From the data, copy out every line in which the word "JSON" appears.

──────── DATASET EXTRACT ────────

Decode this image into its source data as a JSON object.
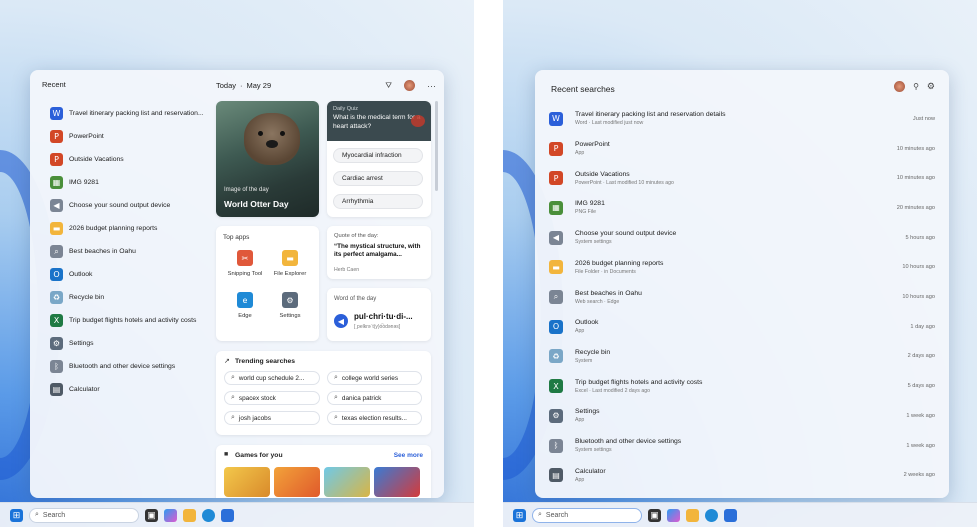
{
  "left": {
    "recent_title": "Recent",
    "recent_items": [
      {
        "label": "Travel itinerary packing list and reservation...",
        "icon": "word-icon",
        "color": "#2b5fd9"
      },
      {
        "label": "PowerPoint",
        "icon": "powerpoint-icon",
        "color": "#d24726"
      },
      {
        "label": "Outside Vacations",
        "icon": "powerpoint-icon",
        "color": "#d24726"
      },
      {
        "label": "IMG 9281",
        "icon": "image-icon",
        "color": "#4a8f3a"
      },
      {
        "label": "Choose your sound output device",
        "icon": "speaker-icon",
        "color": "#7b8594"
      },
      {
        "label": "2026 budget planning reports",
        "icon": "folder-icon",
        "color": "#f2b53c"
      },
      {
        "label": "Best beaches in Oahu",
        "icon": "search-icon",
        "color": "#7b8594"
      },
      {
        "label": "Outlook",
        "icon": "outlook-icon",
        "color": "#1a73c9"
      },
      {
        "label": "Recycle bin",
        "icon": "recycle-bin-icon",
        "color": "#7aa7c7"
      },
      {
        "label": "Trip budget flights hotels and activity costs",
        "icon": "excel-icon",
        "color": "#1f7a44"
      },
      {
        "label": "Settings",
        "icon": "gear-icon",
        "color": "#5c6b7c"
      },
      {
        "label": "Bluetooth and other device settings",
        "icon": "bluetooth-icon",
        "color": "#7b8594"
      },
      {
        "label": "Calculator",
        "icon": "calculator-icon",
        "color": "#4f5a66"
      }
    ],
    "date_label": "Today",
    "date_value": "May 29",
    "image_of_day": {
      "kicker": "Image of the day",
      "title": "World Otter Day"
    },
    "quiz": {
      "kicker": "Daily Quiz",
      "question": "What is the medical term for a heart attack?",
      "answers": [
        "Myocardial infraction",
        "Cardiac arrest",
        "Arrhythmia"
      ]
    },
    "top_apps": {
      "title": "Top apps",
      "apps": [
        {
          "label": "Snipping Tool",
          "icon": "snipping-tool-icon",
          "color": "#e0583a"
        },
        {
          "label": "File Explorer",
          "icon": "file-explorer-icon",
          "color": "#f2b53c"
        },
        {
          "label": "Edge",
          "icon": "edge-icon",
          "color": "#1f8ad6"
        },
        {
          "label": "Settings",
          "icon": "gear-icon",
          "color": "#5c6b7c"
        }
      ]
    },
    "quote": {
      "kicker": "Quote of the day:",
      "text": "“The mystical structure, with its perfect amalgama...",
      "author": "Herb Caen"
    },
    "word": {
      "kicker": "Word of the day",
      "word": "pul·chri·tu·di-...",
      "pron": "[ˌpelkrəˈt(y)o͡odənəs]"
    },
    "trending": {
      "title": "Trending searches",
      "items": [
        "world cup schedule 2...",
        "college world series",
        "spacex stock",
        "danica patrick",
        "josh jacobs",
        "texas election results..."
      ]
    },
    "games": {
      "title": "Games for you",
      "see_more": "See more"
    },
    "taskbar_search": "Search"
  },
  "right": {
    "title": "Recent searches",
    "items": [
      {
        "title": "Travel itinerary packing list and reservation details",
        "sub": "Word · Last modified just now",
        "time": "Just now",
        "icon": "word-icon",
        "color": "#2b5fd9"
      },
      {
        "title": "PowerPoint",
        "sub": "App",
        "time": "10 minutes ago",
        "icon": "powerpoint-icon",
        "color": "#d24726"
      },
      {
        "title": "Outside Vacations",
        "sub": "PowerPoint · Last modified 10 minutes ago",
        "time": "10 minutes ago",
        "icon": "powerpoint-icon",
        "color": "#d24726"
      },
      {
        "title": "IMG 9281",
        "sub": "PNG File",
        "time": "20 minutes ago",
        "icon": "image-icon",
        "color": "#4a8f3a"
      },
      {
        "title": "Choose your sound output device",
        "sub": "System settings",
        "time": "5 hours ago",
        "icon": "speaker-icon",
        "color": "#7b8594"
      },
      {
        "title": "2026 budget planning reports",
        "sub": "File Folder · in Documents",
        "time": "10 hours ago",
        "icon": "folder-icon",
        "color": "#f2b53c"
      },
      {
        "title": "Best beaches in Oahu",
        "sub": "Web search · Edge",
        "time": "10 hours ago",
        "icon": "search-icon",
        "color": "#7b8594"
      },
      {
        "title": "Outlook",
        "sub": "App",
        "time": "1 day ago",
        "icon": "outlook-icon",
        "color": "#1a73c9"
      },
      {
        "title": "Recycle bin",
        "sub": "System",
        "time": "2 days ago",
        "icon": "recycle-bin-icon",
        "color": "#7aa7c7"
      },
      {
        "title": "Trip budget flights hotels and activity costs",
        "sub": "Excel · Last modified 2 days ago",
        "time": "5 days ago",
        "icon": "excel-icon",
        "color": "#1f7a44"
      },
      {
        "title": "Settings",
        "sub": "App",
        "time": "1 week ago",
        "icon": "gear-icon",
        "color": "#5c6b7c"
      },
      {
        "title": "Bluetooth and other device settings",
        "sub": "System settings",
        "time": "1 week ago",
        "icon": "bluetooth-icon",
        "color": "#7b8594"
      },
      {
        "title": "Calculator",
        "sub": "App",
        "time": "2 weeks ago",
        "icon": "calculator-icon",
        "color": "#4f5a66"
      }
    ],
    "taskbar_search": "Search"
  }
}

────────
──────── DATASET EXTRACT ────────

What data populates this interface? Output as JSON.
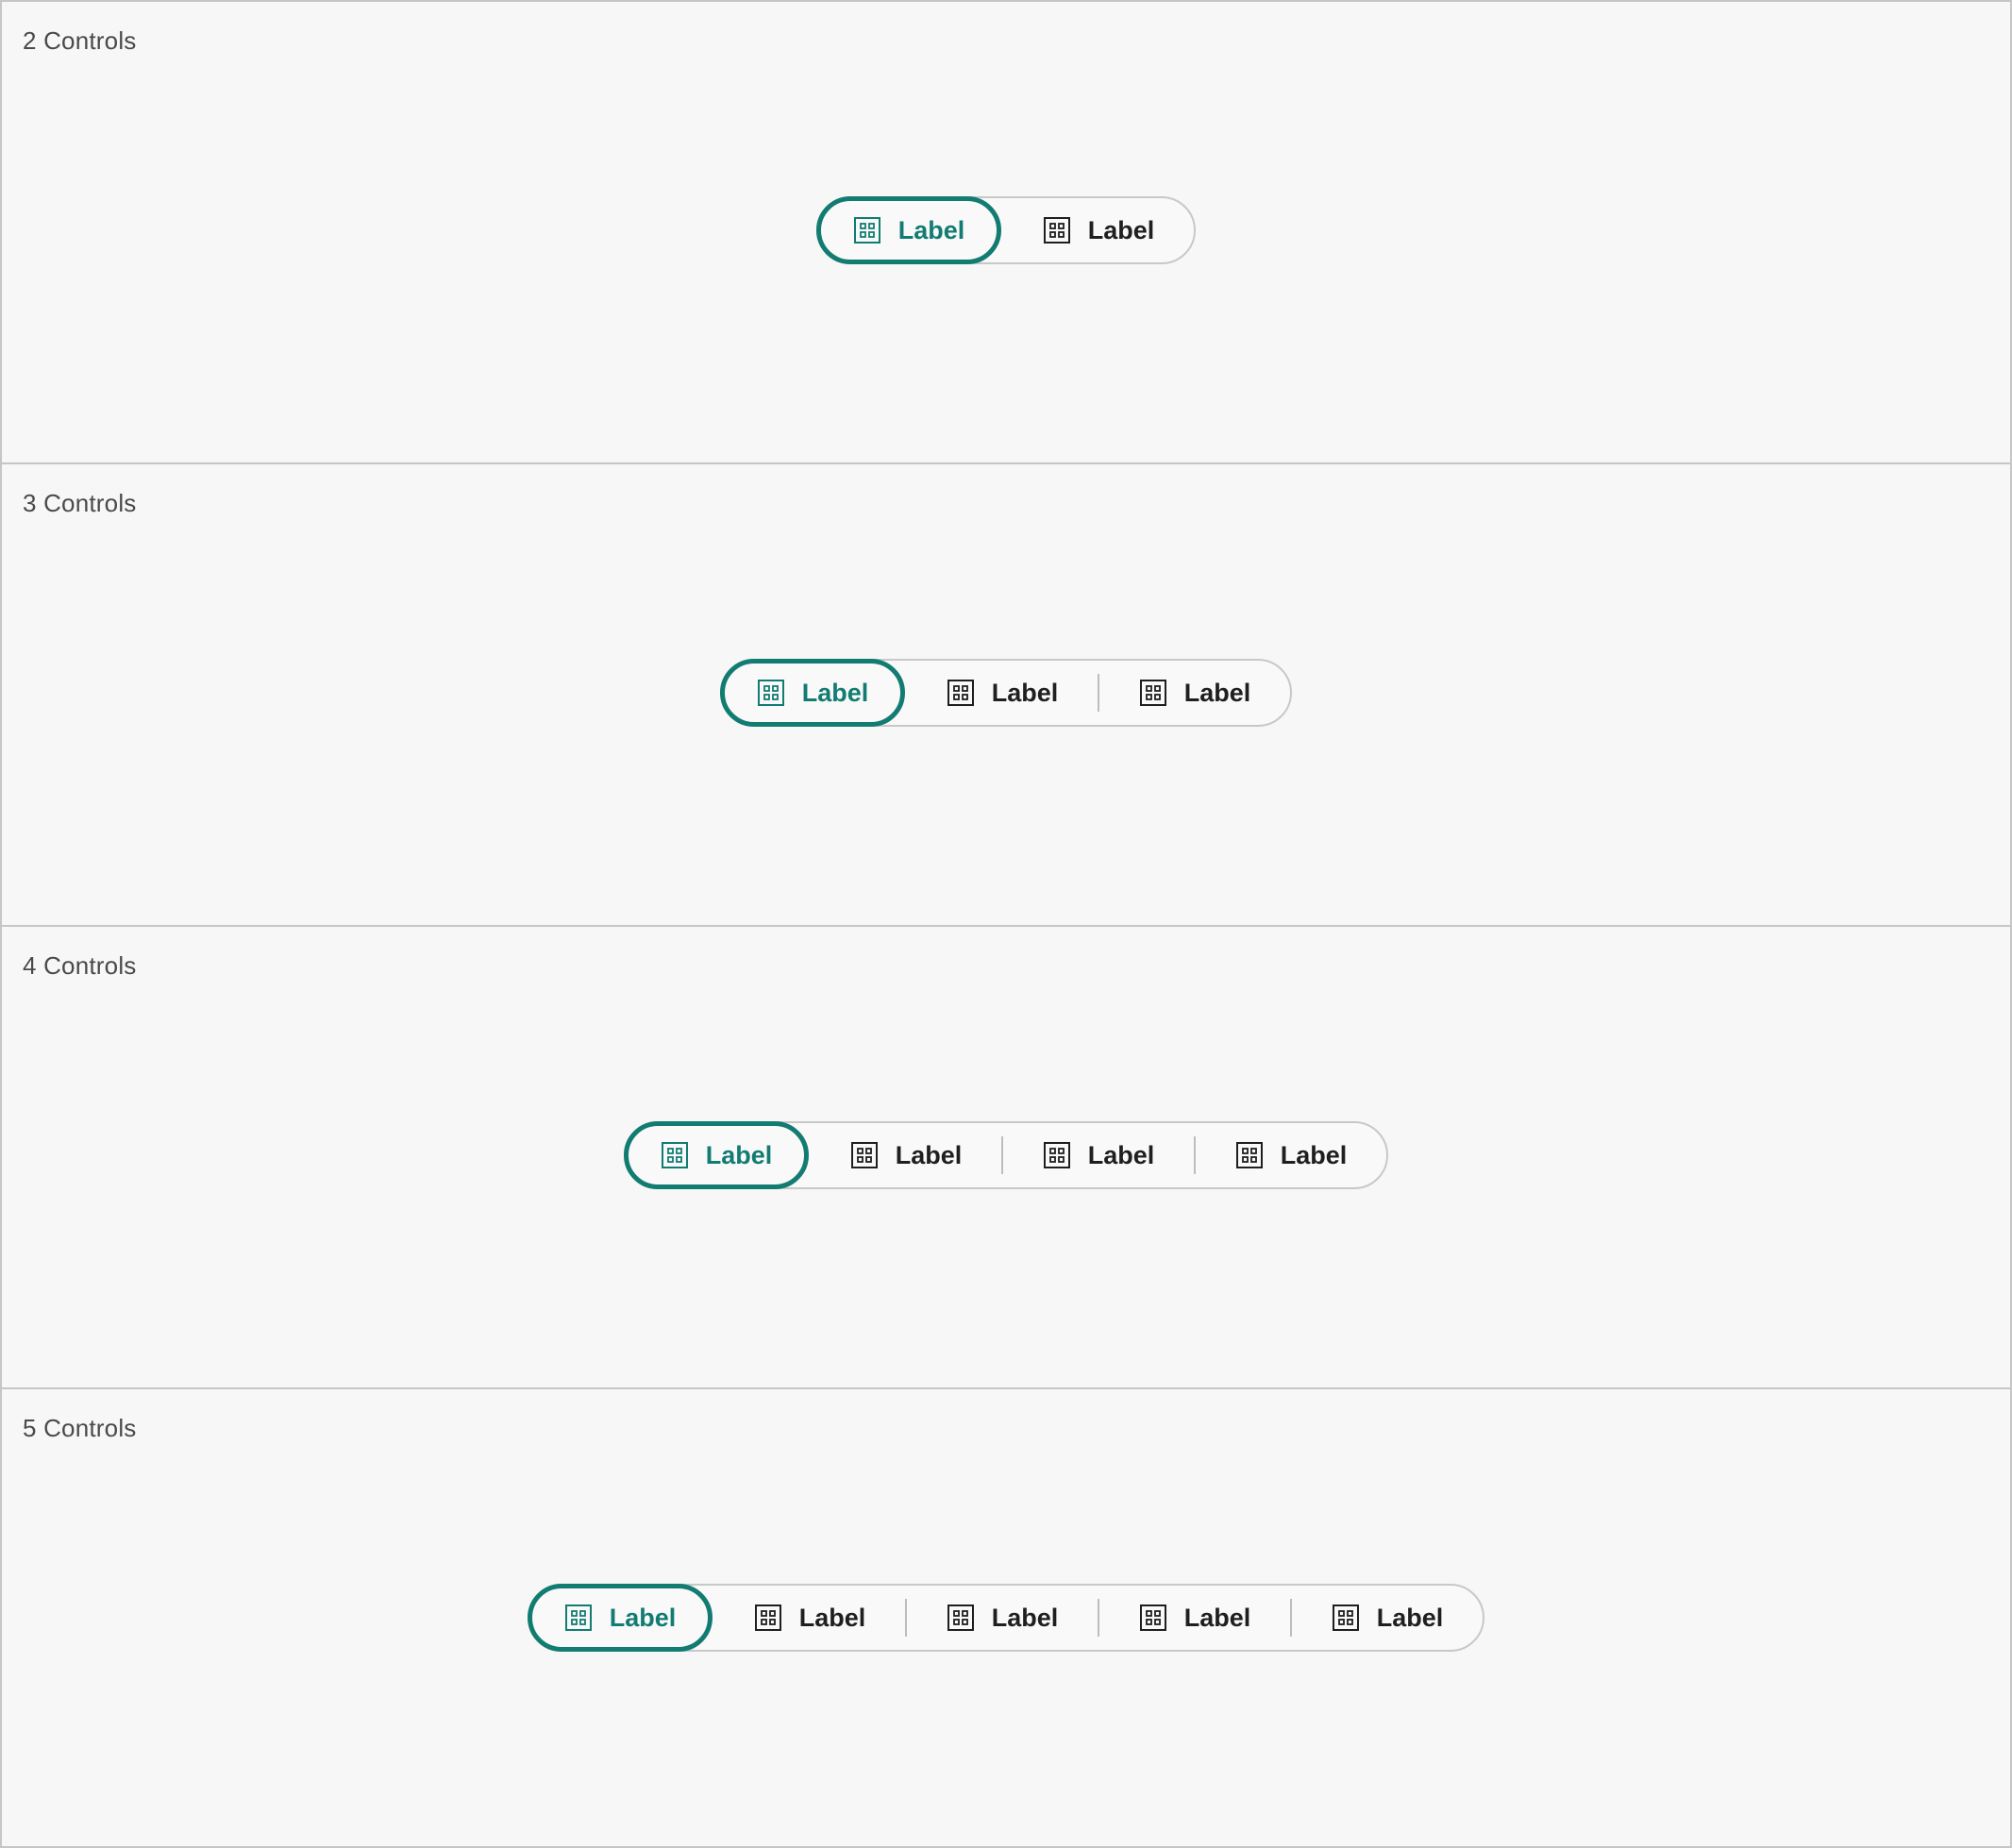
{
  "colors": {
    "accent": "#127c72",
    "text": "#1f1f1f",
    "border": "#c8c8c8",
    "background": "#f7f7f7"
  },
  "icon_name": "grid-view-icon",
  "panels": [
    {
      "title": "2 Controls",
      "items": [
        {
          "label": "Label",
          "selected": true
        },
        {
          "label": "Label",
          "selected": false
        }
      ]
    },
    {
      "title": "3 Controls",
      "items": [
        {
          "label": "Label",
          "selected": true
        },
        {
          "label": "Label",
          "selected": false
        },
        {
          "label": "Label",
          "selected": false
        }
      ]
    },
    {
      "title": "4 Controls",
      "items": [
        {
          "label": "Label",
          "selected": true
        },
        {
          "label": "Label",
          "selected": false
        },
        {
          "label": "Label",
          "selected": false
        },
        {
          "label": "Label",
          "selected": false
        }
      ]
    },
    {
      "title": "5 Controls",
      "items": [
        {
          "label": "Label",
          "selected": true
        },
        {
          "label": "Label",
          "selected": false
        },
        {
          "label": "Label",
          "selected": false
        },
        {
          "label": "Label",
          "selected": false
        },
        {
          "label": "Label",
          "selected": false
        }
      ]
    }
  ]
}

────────
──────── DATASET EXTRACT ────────

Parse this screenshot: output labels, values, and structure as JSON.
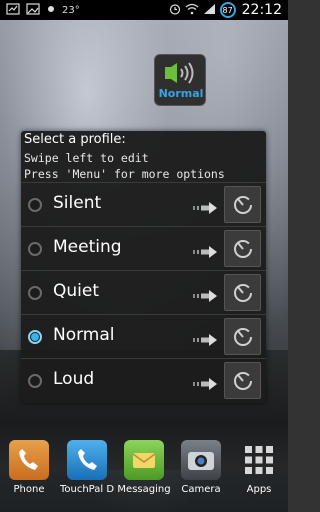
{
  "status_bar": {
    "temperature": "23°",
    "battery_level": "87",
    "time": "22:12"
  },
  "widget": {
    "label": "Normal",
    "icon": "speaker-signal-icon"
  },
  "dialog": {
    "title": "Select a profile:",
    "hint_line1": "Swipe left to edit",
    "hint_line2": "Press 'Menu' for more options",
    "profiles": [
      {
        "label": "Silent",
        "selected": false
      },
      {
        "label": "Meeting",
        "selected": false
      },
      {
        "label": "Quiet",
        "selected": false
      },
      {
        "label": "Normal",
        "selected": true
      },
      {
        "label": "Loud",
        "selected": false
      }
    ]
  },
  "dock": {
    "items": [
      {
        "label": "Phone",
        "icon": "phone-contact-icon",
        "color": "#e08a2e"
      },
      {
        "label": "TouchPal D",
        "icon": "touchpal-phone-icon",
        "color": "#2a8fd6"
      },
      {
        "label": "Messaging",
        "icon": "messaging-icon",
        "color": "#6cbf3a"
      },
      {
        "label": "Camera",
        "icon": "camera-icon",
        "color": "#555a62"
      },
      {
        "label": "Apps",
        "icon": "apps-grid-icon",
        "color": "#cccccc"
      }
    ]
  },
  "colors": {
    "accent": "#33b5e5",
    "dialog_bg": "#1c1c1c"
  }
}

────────

> _ANSWER TO THIS TASK_
Decode this image into its source data as a JSON object.
What data populates this interface? Output as JSON.
Parse this screenshot: output labels, values, and structure as JSON.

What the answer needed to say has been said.